“Perhaps we’ve been looking at the wrong ones.”
“Or perhaps I need to shorten my ‘qualities desired in an ideal mate’ list.” Laura frowns.
Julie suddenly stops. Again.
“Now what?” Laura asks.
Julie glances behind them. “Been having this feeling that someone’s following me all day.”
“Halloween’s long over.” Laura says.
“Yeah.” The red-head turns back around. “Probably just my imagination.”
“Comes with the territory for being a horror writer.” Laura replies.
“Well, that’s not all I do, honey.” She sneers.
“That’s even creepier.”
“Yeah, whatever, speak for yourself.” Julie pulls at her friend’s arm. “There it is. Let’s run…I’m freezing!”
The two women carefully jog across the icy road hopping from one section of tire-tread pattern on the ground to the next to keep from slipping. Once they reach the other side, they stood briefly at the wooden door with “Carroll’s Diner” etched in it.
And pushed it opened to enter inside.
Carroll’s Diner’s rustic interior immediately warmed up the women as they peer into the dining section for familiar faces.
“I think I see Brad at the bar.” Julie says as she immediately heads in that direction with Laura following close behind.
She quietly approaches a dark blonde-haired man and taps him on the shoulder which causes him to stir instantly.
“My god!

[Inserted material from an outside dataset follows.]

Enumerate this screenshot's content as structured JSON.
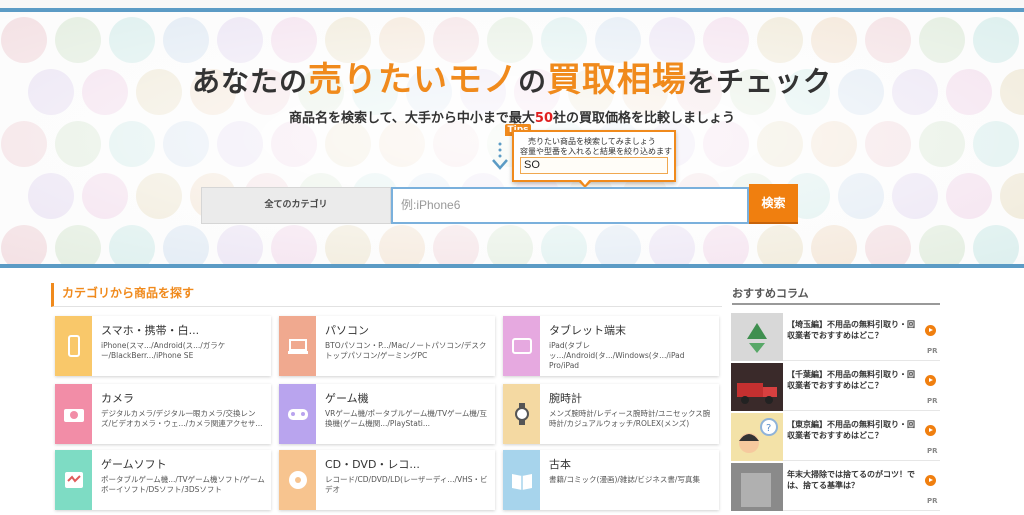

Isn’t it jolly ol’ Julie!” His hazel eyes twinkling as he pulls her in to his arms for a bear hug.
“Easy there, Brad. You might break some ribs.” She giggles into his musky-smelling neck.
“Sorry, my bad.” And moves her to a more steady position, standing in front of him. He then notices a woman besides her. He blinks a few times before speaking. “Laura Hines?”
Laura smiles sheepishly. “Yeah, that’s me.”
Brad cocks his head slightly as he takes turns studying both women. “Friends?”
“Hard to believe, Bubba boy, but yep, we’re good friends now.” Julie smiles widely.
He shakes his head slowly and let out a low whistle. “I thought you two hated each other during college.”
“Old history.” Julie replies as she winks over at Laura. “It’s a long story.”
“I’ll drink to that!” He turns and picks up a shot glass and downs it in one gulp.
“Hey! Not so fast!” Julie pouts as she makes herself comfortable on a high stool. “I’ll have what he’s drinking.” She tells the bartender.
“Make that two.” Laura says as she sits on the other side of Julie.
Julie glances around Brad. “I thought there were two of you.”
He nods. “There is. He had a call but should be back any time.”
“Who’s back?” Comes a husky voice rich in accent.
The women both peer around Brad to see a gorgeous man taking his seat at the end of the counter. Golden brown skin. Dark black hair which even partially covers his face, but one could still spy the dimples in his cheeks when he smiles.
This time it would be Laura speaking first.
“Oh. My. God. Eddie?” Her voice rises several decibel.
“Hello, Laura.” His smile held as his deep hazel eyes meet her blue ones. “It’s been a long time.”
She shifts in her stool but never moving her gaze away from his face. “Yes.”
“Hello? Pheromone city!” Julie butts in effectively slicing the momentary connection. “You two know each other?”
Laura’s smile wavers as she fingers her glass that mysteriously appeared seconds earlier. “College.”
“History?” Julie whispers close to her ear.
Laura nods once.
“Well, I’m Julie Yourdon.” In her next move she turns to the dark hair man, and gives him her most alluring smile.
“Eduardo Santa Perez.” He bows his head to her. “A pleasure to meet you.”
“Pleasure’s all mine.” Julie mutters under her breath as she sips her liqueur.